Dr. Mary Ellen Strong, a Wisconsin media pioneer passed at the age of 91 years-old at her home in California on November 27, 2012. She was the first in many things in her lifetime.
“She was like a mother to me and I loved her like a mother and the mentor she was too me,” said Robert Thomas, associate publisher of the Milwaukee Community Journal. “She was a mentor not only as it relates to newspapers and communication, but business in general as well.”
In Milwaukee, she was the first publisher of the first Negro Business Directory, a publication that published from 1949 through the late 1950’s. This comprehensive business directory was the first of its kind in Wisconsin. She later founded the Milwaukee Defender, the first Black weekly newspaper in Wisconsin, that published until 1961.
She picked up and moved to Chicago in the mid-1960’s, and began working for The Chicago Courier, a Black weekly newspaper founded by the late S.B. Fuller, the first Black male self-made millionaire in the United States.
Strong was the marketing director for the newspaper, and one of her many accomplishments during her tenure there was being one of two women honored by the Chicago Chamber of Commerce with Businesswoman of the Year, the other woman was the late actress Joan Crawford, who was working with Pepsi Cola at the time.

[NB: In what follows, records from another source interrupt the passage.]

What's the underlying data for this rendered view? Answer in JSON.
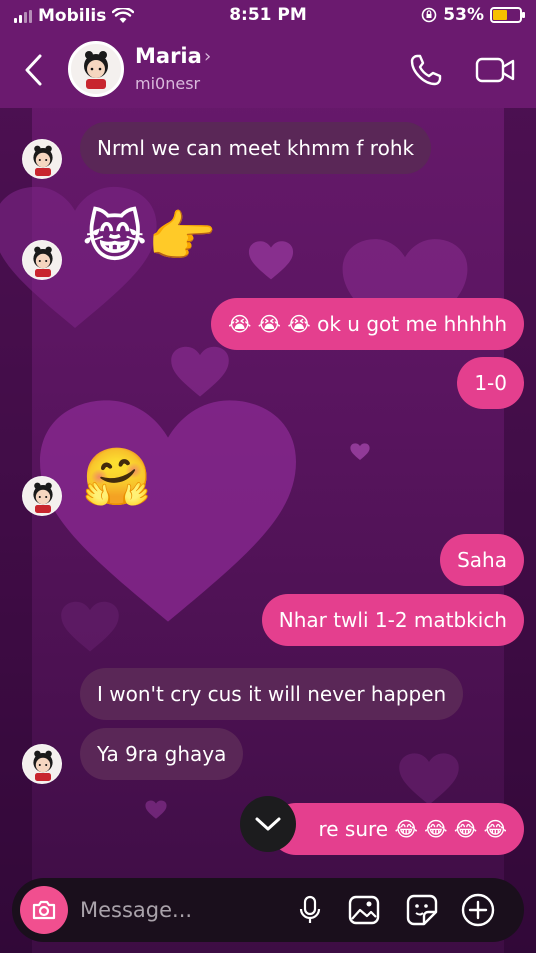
{
  "status_bar": {
    "carrier": "Mobilis",
    "time": "8:51 PM",
    "battery_percent": "53%",
    "battery_level": 0.53,
    "battery_color": "#f6c000"
  },
  "header": {
    "contact_name": "Maria",
    "contact_username": "mi0nesr",
    "icons": [
      "back-chevron-icon",
      "phone-icon",
      "video-camera-icon",
      "chevron-right-icon"
    ]
  },
  "messages": [
    {
      "side": "in",
      "text": "Nrml we can meet khmm f rohk",
      "avatar": true
    },
    {
      "side": "in",
      "emoji": "😹👉",
      "avatar": true
    },
    {
      "side": "out",
      "text": "😭 😭 😭 ok u got me hhhhh"
    },
    {
      "side": "out",
      "text": "1-0"
    },
    {
      "side": "in",
      "emoji": "🤗",
      "avatar": true
    },
    {
      "side": "out",
      "text": "Saha"
    },
    {
      "side": "out",
      "text": "Nhar twli 1-2 matbkich"
    },
    {
      "side": "in",
      "text": "I won't cry cus it will never happen",
      "avatar": false
    },
    {
      "side": "in",
      "text": "Ya 9ra ghaya",
      "avatar": true
    },
    {
      "side": "out",
      "text": "re sure 😂 😂 😂 😂"
    }
  ],
  "composer": {
    "placeholder": "Message...",
    "icons": [
      "camera-icon",
      "microphone-icon",
      "gallery-icon",
      "sticker-icon",
      "plus-circle-icon"
    ]
  },
  "colors": {
    "incoming_bubble": "#5a2757",
    "outgoing_bubble": "#e43f8e",
    "header_bg": "#6b1a6f",
    "camera_button": "#f14f8f"
  }
}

Strong took her marketing experience and launched her own marketing company, ‘The Welcome New Neighbor Service, Inc.’, a company that did door-to-door sampling in African American neighborhoods throughout the United States. Strong’s company held contracts with corporations such as Kelloggs and Proctor and Gamble. Her company travelled around the U.S., and for weeks at a time she hired locals to work alongside her full time travellling crew and they went out door-to-door in poor neighborhoods with samples from Kelloggs and Proctor and Gamble. She also developed an investment banking program for Black owned banks, where the large corporations that she worked with were encouraged by Strong to make large deposits in the banks, a program that allowed these banks to establish corporate credibility.
After years of seeing first hand the deterioration of the Black family, she was disturbed and it led her back into publishing. This time around it was a national magazine, ‘Black Family Magazine’. The focus of the magazine was to encourage the preservation of the Black family unit, and with this in mind she refused liquor and cigarette advertisements. The magazine set a standard that forced more established magazines aimed at the African American audience to cut down on all the “fluff” and “entertainment” and develop deeper content.
She spent her later years in the field of the ministry. She was a sought after speaker in mega churches across the U.S., she even became a regular guests on the 700 Club for several years.
She made Atlanta her home many years ago, and it is where she wanted to return to be laid to rest. There will be a memorial service and burial held on Saturday, Dec. 8, 2012 at The Word of Faith Family Worship Cathedral in Austell, GA. She was preceded in death by her oldest son, Jesse Douglas Jones, and survived by her son, Jerrel Jones, daughter, Carolyn Wright, brothers, Atty. Leonard V. Brady, and Welton M. Brady. She also leaves behind grandchildren, great-grandchildren and one great-great grandson.